### EXERCISE
Starting at the first entry below, repeat all the data word for word and drop the pictures.

[Opening MATERIAL FOR THIS TASK section]

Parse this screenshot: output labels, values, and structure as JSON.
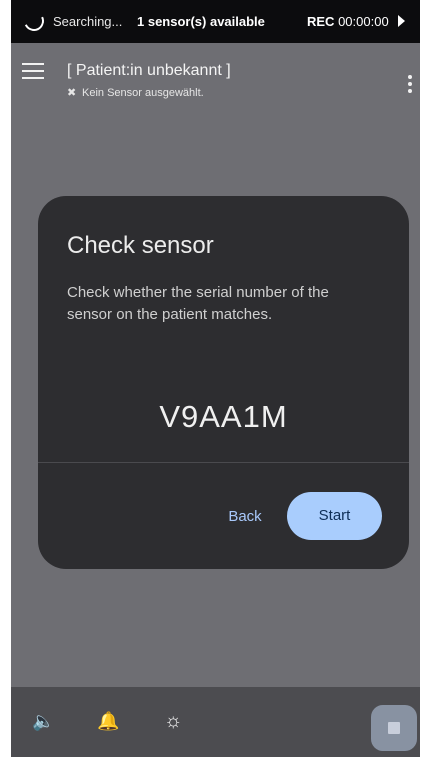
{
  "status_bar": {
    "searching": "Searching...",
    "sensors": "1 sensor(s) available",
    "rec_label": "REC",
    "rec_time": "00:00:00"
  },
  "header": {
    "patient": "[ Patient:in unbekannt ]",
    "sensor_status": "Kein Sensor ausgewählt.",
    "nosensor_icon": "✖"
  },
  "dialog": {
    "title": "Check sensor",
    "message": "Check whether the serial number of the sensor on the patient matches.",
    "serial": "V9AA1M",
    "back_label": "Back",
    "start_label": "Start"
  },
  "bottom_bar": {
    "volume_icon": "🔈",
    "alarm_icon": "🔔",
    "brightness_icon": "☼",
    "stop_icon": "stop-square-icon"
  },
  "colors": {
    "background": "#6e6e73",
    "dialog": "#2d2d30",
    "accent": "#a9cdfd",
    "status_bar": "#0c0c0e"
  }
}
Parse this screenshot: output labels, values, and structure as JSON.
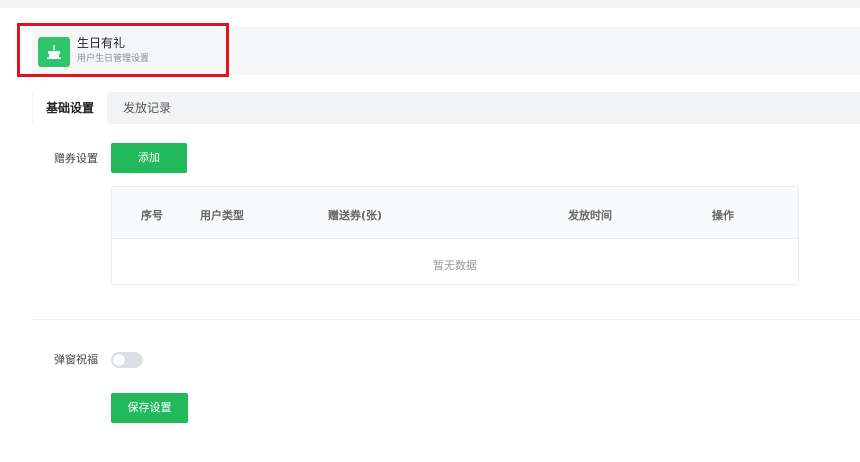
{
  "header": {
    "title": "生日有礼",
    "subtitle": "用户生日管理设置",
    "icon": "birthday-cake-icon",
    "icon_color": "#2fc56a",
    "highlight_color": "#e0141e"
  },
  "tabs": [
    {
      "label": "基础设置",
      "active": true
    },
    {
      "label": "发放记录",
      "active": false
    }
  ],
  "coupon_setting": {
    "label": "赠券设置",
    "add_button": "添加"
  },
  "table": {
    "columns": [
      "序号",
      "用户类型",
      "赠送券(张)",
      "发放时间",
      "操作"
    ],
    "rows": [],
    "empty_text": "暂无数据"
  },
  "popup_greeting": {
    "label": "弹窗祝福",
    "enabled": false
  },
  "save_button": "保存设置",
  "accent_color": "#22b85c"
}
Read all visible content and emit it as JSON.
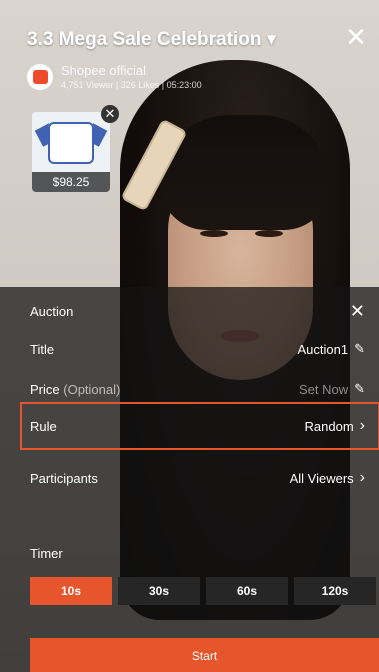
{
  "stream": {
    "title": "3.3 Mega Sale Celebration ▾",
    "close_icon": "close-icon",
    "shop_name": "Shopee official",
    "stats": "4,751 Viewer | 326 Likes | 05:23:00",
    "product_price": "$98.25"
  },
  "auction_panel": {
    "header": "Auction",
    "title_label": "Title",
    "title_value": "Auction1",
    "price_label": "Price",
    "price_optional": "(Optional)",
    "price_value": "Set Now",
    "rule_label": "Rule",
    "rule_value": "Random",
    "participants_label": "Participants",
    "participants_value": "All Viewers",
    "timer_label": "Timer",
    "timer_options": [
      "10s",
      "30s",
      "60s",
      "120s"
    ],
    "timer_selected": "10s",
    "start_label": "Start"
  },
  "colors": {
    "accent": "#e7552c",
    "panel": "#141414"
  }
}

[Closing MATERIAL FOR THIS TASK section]

### RESPONSE AREA
Parse this screenshot: output labels, values, and structure as JSON.
{
  "status_bar": {
    "searching": "Searching...",
    "sensors": "1 sensor(s) available",
    "rec_label": "REC",
    "rec_time": "00:00:00"
  },
  "header": {
    "patient": "[ Patient:in unbekannt ]",
    "sensor_status": "Kein Sensor ausgewählt.",
    "nosensor_icon": "✖"
  },
  "dialog": {
    "title": "Check sensor",
    "message": "Check whether the serial number of the sensor on the patient matches.",
    "serial": "V9AA1M",
    "back_label": "Back",
    "start_label": "Start"
  },
  "bottom_bar": {
    "volume_icon": "🔈",
    "alarm_icon": "🔔",
    "brightness_icon": "☼",
    "stop_icon": "stop-square-icon"
  },
  "colors": {
    "background": "#6e6e73",
    "dialog": "#2d2d30",
    "accent": "#a9cdfd",
    "status_bar": "#0c0c0e"
  }
}
Parse this screenshot: output labels, values, and structure as JSON.
{
  "header": {
    "title": "生日有礼",
    "subtitle": "用户生日管理设置",
    "icon": "birthday-cake-icon",
    "icon_color": "#2fc56a",
    "highlight_color": "#e0141e"
  },
  "tabs": [
    {
      "label": "基础设置",
      "active": true
    },
    {
      "label": "发放记录",
      "active": false
    }
  ],
  "coupon_setting": {
    "label": "赠券设置",
    "add_button": "添加"
  },
  "table": {
    "columns": [
      "序号",
      "用户类型",
      "赠送券(张)",
      "发放时间",
      "操作"
    ],
    "rows": [],
    "empty_text": "暂无数据"
  },
  "popup_greeting": {
    "label": "弹窗祝福",
    "enabled": false
  },
  "save_button": "保存设置",
  "accent_color": "#22b85c"
}
Read all visible content and emit it as JSON.
{
  "stream": {
    "title": "3.3 Mega Sale Celebration ▾",
    "close_icon": "close-icon",
    "shop_name": "Shopee official",
    "stats": "4,751 Viewer | 326 Likes | 05:23:00",
    "product_price": "$98.25"
  },
  "auction_panel": {
    "header": "Auction",
    "title_label": "Title",
    "title_value": "Auction1",
    "price_label": "Price",
    "price_optional": "(Optional)",
    "price_value": "Set Now",
    "rule_label": "Rule",
    "rule_value": "Random",
    "participants_label": "Participants",
    "participants_value": "All Viewers",
    "timer_label": "Timer",
    "timer_options": [
      "10s",
      "30s",
      "60s",
      "120s"
    ],
    "timer_selected": "10s",
    "start_label": "Start"
  },
  "colors": {
    "accent": "#e7552c",
    "panel": "#141414"
  }
}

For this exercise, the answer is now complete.